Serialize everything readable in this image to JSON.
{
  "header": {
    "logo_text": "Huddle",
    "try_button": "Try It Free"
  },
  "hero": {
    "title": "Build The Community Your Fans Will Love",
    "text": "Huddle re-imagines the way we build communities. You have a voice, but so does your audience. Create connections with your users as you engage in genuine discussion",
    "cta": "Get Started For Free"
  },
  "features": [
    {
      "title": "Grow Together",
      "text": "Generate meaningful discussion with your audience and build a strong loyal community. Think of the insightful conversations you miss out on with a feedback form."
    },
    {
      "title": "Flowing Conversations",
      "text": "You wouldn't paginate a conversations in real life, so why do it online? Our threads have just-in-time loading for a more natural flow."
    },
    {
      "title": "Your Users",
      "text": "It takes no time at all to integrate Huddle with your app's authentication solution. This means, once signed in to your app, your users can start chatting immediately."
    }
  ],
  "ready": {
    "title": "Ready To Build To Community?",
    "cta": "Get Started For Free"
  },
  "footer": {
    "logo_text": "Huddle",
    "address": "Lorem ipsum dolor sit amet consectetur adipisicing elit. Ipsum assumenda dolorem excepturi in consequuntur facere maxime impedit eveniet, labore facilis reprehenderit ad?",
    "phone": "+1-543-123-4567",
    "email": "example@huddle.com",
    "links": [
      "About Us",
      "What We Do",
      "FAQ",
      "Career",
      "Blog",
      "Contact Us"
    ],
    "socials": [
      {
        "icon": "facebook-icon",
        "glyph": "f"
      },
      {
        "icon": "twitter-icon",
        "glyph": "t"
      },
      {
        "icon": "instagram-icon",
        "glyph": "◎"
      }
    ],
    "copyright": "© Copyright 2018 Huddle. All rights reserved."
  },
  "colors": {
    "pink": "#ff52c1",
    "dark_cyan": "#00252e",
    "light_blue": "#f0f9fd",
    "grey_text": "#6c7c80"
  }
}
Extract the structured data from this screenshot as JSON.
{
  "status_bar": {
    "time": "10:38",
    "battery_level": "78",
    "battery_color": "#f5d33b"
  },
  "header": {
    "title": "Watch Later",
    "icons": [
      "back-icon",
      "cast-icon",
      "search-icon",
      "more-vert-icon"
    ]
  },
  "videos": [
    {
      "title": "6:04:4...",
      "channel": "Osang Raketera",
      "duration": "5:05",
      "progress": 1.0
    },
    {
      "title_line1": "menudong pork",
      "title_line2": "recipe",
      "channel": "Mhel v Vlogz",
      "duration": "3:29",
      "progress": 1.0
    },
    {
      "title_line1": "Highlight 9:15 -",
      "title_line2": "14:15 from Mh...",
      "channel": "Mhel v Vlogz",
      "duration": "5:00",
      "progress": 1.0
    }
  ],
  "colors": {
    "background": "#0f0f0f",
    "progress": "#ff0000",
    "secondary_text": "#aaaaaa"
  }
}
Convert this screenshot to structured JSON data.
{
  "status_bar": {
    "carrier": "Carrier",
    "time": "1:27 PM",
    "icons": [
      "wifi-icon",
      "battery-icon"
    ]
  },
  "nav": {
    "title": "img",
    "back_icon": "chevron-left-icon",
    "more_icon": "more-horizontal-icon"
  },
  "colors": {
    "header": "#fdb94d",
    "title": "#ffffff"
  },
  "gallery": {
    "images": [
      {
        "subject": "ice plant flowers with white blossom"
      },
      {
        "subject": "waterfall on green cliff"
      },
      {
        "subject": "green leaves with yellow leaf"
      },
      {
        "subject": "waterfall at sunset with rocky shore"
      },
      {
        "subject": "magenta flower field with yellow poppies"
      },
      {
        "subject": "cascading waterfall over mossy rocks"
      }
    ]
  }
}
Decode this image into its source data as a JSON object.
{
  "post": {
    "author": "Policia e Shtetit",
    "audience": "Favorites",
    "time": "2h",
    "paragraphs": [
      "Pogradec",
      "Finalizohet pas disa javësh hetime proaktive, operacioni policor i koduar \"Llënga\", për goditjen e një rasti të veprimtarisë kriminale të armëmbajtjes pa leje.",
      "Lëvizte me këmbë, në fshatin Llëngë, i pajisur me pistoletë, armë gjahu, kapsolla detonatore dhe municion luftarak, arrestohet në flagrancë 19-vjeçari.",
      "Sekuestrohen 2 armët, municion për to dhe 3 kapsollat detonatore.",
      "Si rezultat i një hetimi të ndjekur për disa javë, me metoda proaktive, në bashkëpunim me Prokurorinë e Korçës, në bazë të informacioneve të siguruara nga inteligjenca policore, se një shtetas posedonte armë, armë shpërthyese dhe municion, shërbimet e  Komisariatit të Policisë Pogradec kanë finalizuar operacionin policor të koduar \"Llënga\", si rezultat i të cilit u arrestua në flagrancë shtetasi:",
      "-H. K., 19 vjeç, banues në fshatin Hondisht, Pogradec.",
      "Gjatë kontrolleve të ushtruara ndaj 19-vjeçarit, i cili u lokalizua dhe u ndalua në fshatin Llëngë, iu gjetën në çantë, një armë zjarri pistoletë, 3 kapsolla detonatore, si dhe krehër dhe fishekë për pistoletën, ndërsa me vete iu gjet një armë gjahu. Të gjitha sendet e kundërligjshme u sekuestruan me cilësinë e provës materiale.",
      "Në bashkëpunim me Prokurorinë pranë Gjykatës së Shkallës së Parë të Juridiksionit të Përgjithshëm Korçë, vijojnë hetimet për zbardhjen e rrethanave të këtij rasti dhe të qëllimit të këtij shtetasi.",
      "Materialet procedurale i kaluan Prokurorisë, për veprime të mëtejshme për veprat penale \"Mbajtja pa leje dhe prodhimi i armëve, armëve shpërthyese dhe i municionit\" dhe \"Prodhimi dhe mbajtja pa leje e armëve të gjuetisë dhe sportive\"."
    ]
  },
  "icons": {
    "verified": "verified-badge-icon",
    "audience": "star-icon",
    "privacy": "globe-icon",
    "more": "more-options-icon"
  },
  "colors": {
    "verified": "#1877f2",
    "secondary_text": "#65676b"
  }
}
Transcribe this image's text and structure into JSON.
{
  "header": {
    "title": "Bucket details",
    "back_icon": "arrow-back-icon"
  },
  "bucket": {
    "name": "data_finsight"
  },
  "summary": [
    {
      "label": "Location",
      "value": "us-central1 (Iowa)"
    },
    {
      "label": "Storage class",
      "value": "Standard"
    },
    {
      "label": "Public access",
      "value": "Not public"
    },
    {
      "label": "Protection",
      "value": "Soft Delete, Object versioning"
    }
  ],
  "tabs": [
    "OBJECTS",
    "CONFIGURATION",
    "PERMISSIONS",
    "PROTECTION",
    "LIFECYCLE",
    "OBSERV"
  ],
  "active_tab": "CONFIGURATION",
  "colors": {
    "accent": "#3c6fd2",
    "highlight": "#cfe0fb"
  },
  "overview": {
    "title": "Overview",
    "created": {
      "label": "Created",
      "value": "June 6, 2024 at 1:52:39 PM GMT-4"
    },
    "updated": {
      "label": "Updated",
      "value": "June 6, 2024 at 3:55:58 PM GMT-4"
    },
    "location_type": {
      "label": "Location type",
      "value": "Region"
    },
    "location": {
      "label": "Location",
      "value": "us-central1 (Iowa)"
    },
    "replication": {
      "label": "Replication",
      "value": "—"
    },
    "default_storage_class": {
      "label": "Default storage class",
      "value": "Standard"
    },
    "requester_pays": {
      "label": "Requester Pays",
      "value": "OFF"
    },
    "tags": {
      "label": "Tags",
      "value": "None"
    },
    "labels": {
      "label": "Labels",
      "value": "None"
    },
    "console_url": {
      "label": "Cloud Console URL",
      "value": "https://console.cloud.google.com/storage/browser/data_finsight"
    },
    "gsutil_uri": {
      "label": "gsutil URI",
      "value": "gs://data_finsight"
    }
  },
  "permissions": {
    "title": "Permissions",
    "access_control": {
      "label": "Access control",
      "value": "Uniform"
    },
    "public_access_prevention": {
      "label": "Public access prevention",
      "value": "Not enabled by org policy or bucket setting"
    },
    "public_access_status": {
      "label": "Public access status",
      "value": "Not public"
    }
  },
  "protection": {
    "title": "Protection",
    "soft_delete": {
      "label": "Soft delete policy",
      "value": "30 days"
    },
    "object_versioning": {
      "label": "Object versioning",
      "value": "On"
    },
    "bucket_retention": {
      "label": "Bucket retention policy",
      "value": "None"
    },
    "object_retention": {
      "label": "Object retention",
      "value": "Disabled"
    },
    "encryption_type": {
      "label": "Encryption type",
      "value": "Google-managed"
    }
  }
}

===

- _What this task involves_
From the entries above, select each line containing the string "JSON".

- _Answer_
Serialize everything readable in this image to JSON.
Extract the structured data from this screenshot as JSON.
Convert this screenshot to structured JSON data.
Decode this image into its source data as a JSON object.
Transcribe this image's text and structure into JSON.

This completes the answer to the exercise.